All this to circle back, and say: Z., even before leaving, please please return.  Not to me, as I lay no claim, but all the same.

(All italic text from Hélène Cixous, The Book of Promethea)

Making Tea

japanese float

While my telling blows aimed off at illusory skies you made tea, today’s not at all imaginary Earl Grey.  Which is the most magical thing of all, my today friend.

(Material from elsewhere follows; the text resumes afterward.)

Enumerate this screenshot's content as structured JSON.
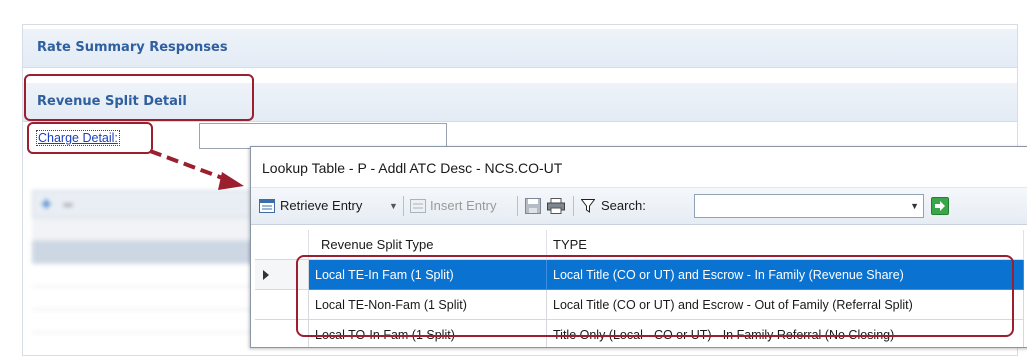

Not making a big to-do, making tea.  

Hélène Cixous The Book of Promethea

I’ve forgotten most of the French I knew, but I remember French class in high school with Miss Wub.  I made a lot of chamomile tea and drank it from a plastic yellow mug with Emma.  We had to choose “French names” and I remember happily slashing the accents over my chosen Thérèse on grammar quizzes.  The next year I wanted to switch to Mona but it wasn’t a French-enough name, so I became Monique Thérèse.  

Now I find myself reading translated French and wishing I could remember enough to read the original text.  I also wonder what happened to Monique Thérèse.  She was so young then, sipping her tea and juggling her bags and books, pink Doc Martens and an old army coat thrown over the chair, hair chopped and dyed, makeup too bright. 

I’m reading the submissions for Moravian’s Lebensfeld Upper Writing competition, and so far they are all beautiful.  The work might need editing, but they are so full of vulnerability and insecurity I can’t help but find them beautiful.  I tried to explain it to a coworker, the pages strewn about me in the break room, but I ended up rambling about burnt sugar coatings.   What I meant to describe with my metaphor: the golden sugar cage I made once for a cake.   I dripped the candy over a bowl and let it harden, and the cage sat above a white lilly cake I made.  At least, it was supposed to.  I don’t think it worked as intended.  But that’s what these stories are: latticed words that hover close above, touching down in places.  Easily shattered.

I know that I’m not that far away from these students.  Their work is beautiful to me because I can see all of the steps I took along the same paths, the ways I was terrified and self-delusional and egotistical and shy; the ways I still am all of those things.  

Oh Monique Thérèse.  If I could go back and tell you anything, I don’t know that I would.  You have to make your mistakes, you have to write your terrible but heartfelt poems, you have to hurt and love and dance and laugh.  And you have to forget French.  I’m sorry, but I’m not at all.  Enjoy your tea.

The Book of…

Reading Hélène Cixous’ The Book of Promethea has found me at a strange place.  “Our history has a bumpy geography:” she writes.  What history doesn’t?  It is a book about love, but un-love.  The not-love that is love.  The pain of it all.  “Because in love not all is love.”  And the absolute fiery consuming beauty.

And then I read this and I am foolish and little and young; I know nothing of tragedy or pain.  

This is a terrifying place, the world.  There are so many breakable moments, so many crushing defeats.  So much love beneath it all but how to find that vein… sometimes it seems I know, other-times it is impossibly distant and I am parched.  (Cixous’ voice infects me. I mimic poorly, but I can’t approach her book without beginning to slip into it.  My thoughts want to follow hers, trace the spaces between lines for some thread back to myself.)  I am wandering.